This time of year is always hard for me. Today marks three years since I went home to be with my best friend for the last time. She had been declining for a good stretch but we both remained hopeful. At this point in our friendship, we were talking nearly every day. Having moved to LA a few years earlier, our morning conversations had become a staple in my life. It’s funny, I had known this girl since we were children ourselves. Barely teenagers. We clashed a lot. I mean, we bickered and wasted so much time on bullshit arguments. She was an arguer and the people she loved the most, her husband, her auntie and I, fed in to the cycle of bickering with equal fervor. I decided, as a New Years resolution in fact, that I was done arguing with her. I was pregnant with my youngest son, she was battling cancer (still? Again?) and I knew that I wasn’t wasting one more second of our lives arguing. I told her, she agreed and we kept the promise. After I moved to LA our friendship became deeper than ever which was ironic since I had moved so far away. We talked so often and about everything. I knew her fears, concerns and her deepest secrets. I will forever be grateful for those conversations.
On this day three years ago, I went home. She called me the day before and said “Jenny…” there was something in her voice. “They just told me to call hospice. That’s what they tell people at the end, right?” I don’t remember my exact words but I decided to go home in that moment. I went home for a week. In that week, she gave me trinkets, she and her husband asked that I give her eulogy, we made sure we understood her wants with regard to her final services and she and I laid together a lot. Just laid. Sometimes we talked and sometimes we slept but we were together. When I returned from that visit, I knew I would never see her again. It wasn’t much more than a month later that she died. Again, I went home. Another close friend of hers and I made the bulk of the arrangements and pulled off a memorial service that would have made her very happy. We were happy to do it. Busy work distracts your mind and we were able to keep the family from having to sort through the details. We were also able to pay tribute to our friend. After the services, after the dust settles when people go along with their daily lives, the grieving are left in the wake. For the rest of their lives, her family will have a connection to her memory. People will remember her when they see them, they will remember them when they think of her.
But… what happens when you lose your friend? I knew her better than most and that includes some of her family. She knew me like no other person ever will. Our friendship was unique unto itself. This is something that I have noticed in the years since her passing, that friends are an often discarded byproduct of the grieving process.

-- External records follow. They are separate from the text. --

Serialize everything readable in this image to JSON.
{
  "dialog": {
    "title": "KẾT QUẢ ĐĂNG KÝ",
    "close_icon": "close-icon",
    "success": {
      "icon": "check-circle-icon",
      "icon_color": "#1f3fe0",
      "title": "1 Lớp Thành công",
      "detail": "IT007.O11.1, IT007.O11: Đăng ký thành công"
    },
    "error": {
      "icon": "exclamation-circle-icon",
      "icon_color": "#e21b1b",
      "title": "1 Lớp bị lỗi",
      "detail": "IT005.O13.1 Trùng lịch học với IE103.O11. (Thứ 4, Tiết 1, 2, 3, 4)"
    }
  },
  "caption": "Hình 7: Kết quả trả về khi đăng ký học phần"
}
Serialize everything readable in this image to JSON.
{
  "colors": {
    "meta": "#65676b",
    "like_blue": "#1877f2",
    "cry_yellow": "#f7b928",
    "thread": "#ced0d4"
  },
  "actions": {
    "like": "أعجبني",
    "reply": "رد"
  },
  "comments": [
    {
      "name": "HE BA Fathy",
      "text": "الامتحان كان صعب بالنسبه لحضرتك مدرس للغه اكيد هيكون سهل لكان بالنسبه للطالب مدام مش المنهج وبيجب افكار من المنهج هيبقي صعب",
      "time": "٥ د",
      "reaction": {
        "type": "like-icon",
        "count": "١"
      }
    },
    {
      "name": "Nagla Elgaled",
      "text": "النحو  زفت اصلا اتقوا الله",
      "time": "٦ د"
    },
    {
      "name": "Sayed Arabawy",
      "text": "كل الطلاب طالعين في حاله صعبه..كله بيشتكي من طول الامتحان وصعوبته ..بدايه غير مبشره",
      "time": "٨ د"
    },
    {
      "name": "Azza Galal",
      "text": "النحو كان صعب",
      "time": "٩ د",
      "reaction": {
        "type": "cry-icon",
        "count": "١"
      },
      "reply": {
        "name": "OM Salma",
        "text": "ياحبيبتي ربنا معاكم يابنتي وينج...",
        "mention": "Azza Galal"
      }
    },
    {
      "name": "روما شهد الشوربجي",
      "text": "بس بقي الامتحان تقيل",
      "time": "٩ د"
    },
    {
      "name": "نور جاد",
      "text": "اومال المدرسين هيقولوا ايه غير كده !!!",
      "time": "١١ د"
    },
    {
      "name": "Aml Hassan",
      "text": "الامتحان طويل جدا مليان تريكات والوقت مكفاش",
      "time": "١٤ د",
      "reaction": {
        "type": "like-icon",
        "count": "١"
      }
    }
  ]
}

It’s not hateful or even intentional, it’s just how we compartmentailze these relationships. As if they are somehow less important due to the absence of a blood relation. In the past few months I have been privy to a few circumstances where people have lost beloved friends only to be blown off by the family that shows up after the fact. People who cared for their friend in the absence of the friend’s family. Doctors visits, making sure their friend had food, meeting the most basic of needs… then the family shows up and dismisses the dear friend. Let me be clear, I do not feel as though this happened to me. Tennille’s family was gracious and didn’t try to exclude me from the process. However, slowly, over time, their need for me has dwindled and we’ve all gone about our lives grieving her separately. That has been hard to swallow. I live far away and my new friends never knew her, in many ways, I am alone in my greif. When they celebrate holidays and milestone events, it’s likely that she will come up. They will speak beautiful words and share memories… she won’t come up at my family’s Christmas dinner. All I can say is this, her memory is alive in me. I remember her in a way that is exclusive to she and I. I will always celebrate her… even if I do so alone. I love you, beloved friend. I love you. I love you. I love you. Swearing Mom out.